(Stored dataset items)
*****
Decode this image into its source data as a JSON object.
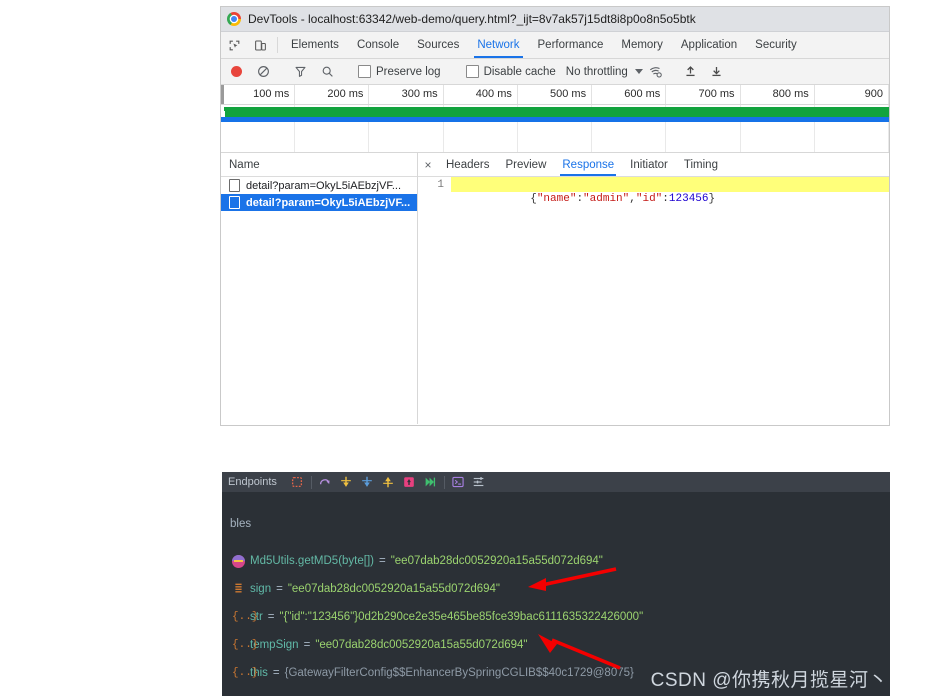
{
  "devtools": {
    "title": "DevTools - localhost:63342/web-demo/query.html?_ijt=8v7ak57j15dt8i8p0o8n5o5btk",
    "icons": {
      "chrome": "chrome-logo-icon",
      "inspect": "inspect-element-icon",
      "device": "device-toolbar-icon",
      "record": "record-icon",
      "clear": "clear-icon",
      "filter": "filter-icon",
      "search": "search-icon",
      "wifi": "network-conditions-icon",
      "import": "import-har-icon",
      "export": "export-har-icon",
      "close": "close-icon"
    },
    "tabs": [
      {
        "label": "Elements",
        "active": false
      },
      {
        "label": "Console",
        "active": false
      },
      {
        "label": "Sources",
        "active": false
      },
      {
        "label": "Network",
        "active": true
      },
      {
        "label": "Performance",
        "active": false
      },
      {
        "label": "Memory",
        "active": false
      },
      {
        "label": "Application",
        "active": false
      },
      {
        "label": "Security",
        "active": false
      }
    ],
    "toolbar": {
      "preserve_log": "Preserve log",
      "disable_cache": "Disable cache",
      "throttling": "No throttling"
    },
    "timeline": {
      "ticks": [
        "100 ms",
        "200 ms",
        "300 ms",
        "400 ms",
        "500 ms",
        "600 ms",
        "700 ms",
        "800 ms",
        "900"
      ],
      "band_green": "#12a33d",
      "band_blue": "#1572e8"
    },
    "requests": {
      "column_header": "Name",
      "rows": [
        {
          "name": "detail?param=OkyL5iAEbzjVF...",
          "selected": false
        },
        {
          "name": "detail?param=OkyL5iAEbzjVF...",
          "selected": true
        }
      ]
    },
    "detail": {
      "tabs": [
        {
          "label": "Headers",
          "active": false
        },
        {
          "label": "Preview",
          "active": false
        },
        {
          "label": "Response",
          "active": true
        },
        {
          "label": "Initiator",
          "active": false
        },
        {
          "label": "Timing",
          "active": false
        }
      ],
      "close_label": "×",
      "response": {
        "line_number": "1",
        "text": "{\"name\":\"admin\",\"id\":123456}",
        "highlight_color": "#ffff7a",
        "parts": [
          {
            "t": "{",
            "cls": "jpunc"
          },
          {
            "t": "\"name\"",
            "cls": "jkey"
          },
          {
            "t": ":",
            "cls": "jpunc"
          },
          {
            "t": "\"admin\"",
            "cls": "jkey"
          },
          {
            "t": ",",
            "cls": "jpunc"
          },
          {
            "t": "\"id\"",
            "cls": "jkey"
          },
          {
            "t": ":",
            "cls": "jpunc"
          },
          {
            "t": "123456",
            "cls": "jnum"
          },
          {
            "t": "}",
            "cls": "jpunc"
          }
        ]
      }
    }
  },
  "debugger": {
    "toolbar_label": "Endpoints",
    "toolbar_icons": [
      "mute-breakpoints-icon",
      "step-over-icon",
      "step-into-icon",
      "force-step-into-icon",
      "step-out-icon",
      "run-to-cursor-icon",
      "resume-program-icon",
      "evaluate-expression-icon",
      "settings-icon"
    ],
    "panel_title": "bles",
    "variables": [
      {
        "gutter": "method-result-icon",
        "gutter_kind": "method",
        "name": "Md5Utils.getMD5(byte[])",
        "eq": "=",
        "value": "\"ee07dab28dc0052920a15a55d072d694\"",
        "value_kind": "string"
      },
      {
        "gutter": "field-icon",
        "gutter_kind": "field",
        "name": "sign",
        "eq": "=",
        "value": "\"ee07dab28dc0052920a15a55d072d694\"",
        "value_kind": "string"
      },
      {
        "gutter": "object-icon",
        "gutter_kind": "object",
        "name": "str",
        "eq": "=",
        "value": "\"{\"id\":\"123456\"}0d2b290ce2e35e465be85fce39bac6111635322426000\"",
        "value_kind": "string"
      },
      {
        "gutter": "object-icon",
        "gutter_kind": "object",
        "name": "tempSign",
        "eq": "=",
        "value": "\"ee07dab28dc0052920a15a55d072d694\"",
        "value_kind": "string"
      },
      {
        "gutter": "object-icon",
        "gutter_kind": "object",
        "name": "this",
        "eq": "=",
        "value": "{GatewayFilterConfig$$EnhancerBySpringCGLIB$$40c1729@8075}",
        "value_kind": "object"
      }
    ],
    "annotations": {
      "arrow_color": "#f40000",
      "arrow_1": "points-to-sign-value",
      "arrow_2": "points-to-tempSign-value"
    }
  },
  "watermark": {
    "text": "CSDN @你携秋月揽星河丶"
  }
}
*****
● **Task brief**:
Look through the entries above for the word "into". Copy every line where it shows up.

● **Result below**:
Decode this image into its source data as a JSON object.
      "step-into-icon",
      "force-step-into-icon",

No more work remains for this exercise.